Staff Picks 4 Kids Category: Picture Books

The Numberlys by William Joyce

Cover image for The NumberlysOnce upon a time, there was no alphabet. Only numbers. Everyone liked numbers, but there weren’t any books or colors or jellybeans or pizza. Then five friends started wondering if they could so something… MORE. In The Numberlys, most of the book is read sideways, and the illustrations (though mostly in only gray tones) are vibrant and almost 3-dimensional. The author William Joyce is the creator of The Fantastic Flying Books of Morris Lessmore, which is a book, an app, and an Oscar-winning short film. 

Book reviewed by Erin E., Youth Services Programming Coordinator

Mix it Up by Herve Tullet

Cover image for Mix it up!This French author first got my attention with Press Here, which came out in the U.S. a few years ago. He has several interactive books. They look very simple…and yet are so ingenious! Tullet takes the idea of a touch screen and puts it in a book. Readers are invited to push, rub, tilt, and otherwise interact with the books. To see the results of your actions just turn the page.

Book reviewed by Erin E., Youth Services Programming Coordinator

Each Kindness by Jacqueline Woodson

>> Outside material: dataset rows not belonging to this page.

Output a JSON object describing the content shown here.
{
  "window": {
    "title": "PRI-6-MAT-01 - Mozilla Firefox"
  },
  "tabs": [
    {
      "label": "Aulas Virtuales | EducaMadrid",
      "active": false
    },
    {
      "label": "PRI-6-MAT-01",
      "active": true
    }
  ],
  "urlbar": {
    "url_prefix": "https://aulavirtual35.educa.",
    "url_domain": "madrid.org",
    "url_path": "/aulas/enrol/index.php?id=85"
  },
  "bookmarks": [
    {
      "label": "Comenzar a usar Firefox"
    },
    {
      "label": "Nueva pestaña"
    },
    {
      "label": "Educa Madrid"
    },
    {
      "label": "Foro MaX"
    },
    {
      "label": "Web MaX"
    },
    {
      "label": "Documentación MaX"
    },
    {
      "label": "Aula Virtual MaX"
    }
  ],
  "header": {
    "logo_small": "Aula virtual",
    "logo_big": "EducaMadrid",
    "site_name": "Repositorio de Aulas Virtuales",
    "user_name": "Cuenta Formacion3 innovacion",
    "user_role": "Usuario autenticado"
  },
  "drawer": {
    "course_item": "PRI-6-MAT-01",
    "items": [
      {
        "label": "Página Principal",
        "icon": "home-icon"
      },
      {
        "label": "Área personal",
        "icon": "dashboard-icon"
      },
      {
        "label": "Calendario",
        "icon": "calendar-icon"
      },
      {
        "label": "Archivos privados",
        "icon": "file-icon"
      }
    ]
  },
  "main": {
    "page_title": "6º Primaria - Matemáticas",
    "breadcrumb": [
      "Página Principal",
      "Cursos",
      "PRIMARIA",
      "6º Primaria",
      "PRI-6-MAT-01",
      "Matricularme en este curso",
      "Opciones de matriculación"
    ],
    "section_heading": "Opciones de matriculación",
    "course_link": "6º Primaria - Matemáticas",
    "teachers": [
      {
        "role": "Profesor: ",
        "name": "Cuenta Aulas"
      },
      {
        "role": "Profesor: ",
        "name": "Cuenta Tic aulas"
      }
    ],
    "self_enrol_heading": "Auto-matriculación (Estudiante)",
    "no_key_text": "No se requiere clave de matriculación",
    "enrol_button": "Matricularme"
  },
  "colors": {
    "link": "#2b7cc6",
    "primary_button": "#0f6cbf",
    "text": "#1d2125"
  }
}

Cover image for Each kindnessMaya is new to school and Chloe notices she doesn’t dress as nicely as the rest of the kids and stays away from her even though Maya tries to be her friend. The teacher brings in a bowl of water and some small stones and gives each student one. She tells them to watch as she tosses a stone in the water and the water ripples out. She goes on to remind the student that each kindness, each little nice thing done, goes out like a ripple. Chloe wants to talk to Maya and be kind to her but she hasn’t been to school. Will she ever get the chance?

 

Bill the Boy Wonder: The Secret Co-Creator of Batman by Marc Tyler Nobleman

Cover image for Bill the boy wonder : the secret co-creator of BatmanBatman the superhero was a pretty secretive guy. If you’re a Batman fan, you probably already know this. But did you know that Batman’s creators had their own secrets? The story of Bill the Boy Wonder begins in the 1930s with a man named Bill Finger. Even though his parents wanted him to become a doctor, Bill’s true passion was in literature. One night Bill shared his story ideas with a Bob Kane, a cartoonist. Bob sketched the character of Batman and then went to Bill for suggestions. Bob took these new ideas to his boss, who agreed to publish Batman—but no credit was given to Bill, the person who had contributed the most to the story.

Batman grew in popularity, and Bill continued to write Batman stories in secret without being recognized. He worked long hours and earned the respect of his colleagues, but his name still was absent as a Batman writer. Did Bill ever get any credit—or money—for his role in Batman’s creation?

Bill the Boy Wonder is an interesting story even if you’re not a big Batman fan because it presents a viewpoint different from one many people have known. Maybe you can even relate to Bill’s story: Have you had someone take credit for work you’ve done or ideas you’ve shared? Did you stand up for yourself? What would you have done if you were Bill?